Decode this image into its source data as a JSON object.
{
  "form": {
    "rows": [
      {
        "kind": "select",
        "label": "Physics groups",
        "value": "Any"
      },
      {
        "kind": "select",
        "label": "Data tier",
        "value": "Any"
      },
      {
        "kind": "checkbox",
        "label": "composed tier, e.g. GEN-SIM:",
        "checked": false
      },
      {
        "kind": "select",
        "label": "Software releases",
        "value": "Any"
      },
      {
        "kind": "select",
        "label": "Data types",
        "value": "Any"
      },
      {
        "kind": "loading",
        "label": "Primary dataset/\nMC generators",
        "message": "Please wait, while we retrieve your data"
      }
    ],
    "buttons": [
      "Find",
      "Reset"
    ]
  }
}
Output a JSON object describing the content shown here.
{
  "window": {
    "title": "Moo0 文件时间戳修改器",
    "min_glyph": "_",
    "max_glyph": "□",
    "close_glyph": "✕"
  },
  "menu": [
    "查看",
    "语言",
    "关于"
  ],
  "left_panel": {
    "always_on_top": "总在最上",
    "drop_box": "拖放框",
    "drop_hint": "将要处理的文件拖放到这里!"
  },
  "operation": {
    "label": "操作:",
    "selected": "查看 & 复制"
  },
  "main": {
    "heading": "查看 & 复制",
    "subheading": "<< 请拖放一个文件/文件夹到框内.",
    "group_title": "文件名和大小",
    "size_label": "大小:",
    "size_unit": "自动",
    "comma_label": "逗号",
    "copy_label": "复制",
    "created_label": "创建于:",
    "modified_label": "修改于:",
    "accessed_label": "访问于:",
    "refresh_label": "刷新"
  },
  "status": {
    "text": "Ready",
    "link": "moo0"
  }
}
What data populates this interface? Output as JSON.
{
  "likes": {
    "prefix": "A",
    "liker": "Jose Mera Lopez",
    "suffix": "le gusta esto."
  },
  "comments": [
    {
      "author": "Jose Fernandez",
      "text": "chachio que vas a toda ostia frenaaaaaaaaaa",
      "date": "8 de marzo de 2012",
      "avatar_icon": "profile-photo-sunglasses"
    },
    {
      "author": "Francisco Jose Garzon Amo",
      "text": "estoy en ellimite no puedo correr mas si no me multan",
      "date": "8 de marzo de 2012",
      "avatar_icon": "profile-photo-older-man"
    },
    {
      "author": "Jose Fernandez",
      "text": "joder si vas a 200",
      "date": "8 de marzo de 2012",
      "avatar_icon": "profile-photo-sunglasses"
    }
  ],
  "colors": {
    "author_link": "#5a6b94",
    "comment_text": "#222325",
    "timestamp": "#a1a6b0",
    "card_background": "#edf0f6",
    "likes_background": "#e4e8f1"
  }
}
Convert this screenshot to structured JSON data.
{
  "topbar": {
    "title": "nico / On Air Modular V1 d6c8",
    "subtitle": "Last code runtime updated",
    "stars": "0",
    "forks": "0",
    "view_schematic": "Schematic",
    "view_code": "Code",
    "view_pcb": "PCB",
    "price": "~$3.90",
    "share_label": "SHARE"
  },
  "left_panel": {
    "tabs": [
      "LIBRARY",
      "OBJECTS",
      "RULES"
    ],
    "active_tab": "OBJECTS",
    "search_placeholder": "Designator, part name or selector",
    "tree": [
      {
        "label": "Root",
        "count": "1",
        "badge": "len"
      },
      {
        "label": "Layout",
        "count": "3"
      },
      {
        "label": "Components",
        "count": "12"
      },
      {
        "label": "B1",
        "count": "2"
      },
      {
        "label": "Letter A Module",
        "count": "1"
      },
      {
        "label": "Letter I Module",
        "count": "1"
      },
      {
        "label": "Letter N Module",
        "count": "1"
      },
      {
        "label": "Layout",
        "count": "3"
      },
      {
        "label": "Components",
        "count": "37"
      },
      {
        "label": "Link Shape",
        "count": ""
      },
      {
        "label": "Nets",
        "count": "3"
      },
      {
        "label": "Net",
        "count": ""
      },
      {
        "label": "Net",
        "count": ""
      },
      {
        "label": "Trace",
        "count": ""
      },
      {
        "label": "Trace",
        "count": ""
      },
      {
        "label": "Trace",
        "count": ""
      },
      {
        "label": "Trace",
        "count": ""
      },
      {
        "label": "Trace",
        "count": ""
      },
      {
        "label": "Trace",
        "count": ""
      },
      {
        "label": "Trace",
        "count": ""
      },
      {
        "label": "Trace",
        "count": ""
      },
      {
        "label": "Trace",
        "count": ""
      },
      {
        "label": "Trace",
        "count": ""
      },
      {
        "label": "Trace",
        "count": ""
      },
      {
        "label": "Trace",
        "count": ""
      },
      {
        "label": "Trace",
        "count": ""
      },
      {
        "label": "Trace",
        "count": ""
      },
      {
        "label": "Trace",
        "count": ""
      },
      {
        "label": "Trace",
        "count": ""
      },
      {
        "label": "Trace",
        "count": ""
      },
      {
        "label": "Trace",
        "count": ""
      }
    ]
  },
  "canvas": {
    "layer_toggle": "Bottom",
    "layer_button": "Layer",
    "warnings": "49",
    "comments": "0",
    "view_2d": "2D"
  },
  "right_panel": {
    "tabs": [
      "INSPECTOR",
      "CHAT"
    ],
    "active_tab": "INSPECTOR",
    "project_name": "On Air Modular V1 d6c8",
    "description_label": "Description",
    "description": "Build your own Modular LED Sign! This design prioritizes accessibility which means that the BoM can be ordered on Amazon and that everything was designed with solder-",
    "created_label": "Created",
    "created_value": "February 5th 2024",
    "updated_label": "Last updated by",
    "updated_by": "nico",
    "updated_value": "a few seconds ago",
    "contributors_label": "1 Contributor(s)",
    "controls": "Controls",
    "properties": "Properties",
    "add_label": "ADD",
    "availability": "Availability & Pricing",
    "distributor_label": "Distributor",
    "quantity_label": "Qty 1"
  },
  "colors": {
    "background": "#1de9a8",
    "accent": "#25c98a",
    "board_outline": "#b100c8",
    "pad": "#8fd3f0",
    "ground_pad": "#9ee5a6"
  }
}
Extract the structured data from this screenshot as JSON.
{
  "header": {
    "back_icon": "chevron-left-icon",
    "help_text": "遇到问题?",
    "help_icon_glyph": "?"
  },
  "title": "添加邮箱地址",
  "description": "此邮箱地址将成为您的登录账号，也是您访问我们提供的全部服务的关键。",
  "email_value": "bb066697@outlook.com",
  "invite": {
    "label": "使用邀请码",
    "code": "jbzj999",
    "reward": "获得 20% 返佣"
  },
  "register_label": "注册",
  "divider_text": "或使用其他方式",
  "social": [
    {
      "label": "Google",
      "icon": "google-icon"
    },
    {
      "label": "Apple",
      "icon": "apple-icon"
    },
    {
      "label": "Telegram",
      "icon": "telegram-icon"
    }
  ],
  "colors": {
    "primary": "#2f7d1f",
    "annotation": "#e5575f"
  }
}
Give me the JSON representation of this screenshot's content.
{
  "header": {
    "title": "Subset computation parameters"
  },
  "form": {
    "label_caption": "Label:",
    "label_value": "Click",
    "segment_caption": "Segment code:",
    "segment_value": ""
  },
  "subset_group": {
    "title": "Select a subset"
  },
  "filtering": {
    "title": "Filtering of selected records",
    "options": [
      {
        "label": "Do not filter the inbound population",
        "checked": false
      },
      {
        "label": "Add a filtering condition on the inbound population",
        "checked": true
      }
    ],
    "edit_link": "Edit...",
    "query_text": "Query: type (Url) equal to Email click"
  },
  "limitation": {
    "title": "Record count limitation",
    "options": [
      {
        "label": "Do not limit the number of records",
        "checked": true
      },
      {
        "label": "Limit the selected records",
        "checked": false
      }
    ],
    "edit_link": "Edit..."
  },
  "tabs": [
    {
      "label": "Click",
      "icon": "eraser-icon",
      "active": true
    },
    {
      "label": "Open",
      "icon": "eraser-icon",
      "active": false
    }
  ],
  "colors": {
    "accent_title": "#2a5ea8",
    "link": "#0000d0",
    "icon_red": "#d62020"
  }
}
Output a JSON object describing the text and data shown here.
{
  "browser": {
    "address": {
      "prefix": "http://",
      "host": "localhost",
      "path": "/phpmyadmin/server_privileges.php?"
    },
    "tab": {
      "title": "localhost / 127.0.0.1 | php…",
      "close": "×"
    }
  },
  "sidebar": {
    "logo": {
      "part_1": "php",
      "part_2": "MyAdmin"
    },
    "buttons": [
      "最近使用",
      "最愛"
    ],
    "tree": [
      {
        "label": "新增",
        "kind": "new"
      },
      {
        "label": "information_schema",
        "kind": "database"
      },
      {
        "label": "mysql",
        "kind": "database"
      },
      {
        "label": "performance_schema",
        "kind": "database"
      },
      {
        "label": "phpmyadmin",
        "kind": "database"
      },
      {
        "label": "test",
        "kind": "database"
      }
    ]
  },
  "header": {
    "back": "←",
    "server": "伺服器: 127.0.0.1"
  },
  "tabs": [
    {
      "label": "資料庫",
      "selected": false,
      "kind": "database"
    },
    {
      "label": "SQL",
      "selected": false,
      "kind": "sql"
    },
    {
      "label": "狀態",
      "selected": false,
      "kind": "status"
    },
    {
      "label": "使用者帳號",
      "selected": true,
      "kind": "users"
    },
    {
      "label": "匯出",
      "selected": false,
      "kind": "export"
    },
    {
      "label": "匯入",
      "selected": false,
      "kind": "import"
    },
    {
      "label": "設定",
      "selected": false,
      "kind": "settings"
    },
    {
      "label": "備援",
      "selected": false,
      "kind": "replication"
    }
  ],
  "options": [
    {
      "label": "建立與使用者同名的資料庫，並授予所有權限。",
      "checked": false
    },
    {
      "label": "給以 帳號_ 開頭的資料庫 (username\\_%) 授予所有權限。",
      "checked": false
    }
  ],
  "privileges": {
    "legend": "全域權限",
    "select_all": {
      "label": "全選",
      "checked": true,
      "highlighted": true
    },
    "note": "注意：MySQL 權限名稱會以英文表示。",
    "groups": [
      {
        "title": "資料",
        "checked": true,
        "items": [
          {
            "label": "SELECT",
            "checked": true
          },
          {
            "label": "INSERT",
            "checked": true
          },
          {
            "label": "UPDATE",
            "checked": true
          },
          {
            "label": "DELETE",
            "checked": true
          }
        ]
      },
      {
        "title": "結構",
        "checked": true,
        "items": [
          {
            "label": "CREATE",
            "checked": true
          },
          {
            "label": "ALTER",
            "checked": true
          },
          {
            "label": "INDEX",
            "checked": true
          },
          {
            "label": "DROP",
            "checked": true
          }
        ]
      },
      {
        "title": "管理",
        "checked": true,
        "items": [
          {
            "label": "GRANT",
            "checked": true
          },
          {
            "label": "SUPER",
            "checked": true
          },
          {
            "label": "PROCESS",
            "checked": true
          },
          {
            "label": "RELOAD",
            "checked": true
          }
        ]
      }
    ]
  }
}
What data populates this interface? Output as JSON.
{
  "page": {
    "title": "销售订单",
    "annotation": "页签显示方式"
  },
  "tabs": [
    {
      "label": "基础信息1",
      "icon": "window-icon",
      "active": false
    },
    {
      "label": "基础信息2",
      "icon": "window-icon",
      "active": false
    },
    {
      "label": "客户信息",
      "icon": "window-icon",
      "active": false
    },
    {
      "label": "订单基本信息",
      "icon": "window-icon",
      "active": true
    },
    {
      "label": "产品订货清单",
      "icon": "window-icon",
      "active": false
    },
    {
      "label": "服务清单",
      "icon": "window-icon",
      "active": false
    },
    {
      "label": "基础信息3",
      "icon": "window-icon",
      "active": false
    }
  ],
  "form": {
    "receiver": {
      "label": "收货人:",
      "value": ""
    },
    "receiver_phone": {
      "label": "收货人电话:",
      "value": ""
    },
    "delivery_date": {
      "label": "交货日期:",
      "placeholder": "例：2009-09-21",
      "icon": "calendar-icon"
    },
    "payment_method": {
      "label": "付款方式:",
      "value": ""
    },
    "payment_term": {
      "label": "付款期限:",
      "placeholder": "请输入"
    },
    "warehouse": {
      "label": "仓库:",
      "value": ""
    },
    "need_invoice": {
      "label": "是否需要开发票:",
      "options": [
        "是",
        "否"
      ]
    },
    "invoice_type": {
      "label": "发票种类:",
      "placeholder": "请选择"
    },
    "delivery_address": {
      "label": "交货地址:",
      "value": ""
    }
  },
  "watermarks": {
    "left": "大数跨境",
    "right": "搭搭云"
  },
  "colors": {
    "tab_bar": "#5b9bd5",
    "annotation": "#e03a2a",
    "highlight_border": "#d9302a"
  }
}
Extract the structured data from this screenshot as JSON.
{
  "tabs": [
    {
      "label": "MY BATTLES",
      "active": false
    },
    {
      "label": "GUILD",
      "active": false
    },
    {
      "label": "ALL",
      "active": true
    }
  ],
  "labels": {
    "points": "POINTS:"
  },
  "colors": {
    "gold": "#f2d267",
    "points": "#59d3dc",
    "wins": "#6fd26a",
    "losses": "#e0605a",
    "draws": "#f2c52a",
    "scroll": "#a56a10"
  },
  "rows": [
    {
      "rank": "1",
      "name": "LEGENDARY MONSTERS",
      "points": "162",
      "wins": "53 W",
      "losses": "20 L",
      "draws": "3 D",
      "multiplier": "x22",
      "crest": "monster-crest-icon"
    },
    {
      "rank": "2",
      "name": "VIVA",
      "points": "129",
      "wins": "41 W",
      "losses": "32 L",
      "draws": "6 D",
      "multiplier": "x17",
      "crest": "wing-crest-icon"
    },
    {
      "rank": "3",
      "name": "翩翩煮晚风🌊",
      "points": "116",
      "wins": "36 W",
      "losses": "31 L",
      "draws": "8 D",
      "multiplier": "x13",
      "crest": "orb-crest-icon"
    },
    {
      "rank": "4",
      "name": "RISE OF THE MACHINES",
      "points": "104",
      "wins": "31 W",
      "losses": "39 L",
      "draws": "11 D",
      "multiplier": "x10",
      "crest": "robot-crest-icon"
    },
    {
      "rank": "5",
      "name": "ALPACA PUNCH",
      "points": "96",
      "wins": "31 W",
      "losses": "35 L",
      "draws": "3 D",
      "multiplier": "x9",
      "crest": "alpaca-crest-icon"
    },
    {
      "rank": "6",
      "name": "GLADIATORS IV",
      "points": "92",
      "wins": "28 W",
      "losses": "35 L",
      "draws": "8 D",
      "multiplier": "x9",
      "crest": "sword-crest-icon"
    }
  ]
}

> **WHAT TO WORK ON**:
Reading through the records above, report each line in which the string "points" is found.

> **RESULT OF THE EXERCISE**:
    "points": "POINTS:"
    "points": "#59d3dc",
      "points": "162",
      "points": "129",
      "points": "116",
      "points": "104",
      "points": "96",
      "points": "92",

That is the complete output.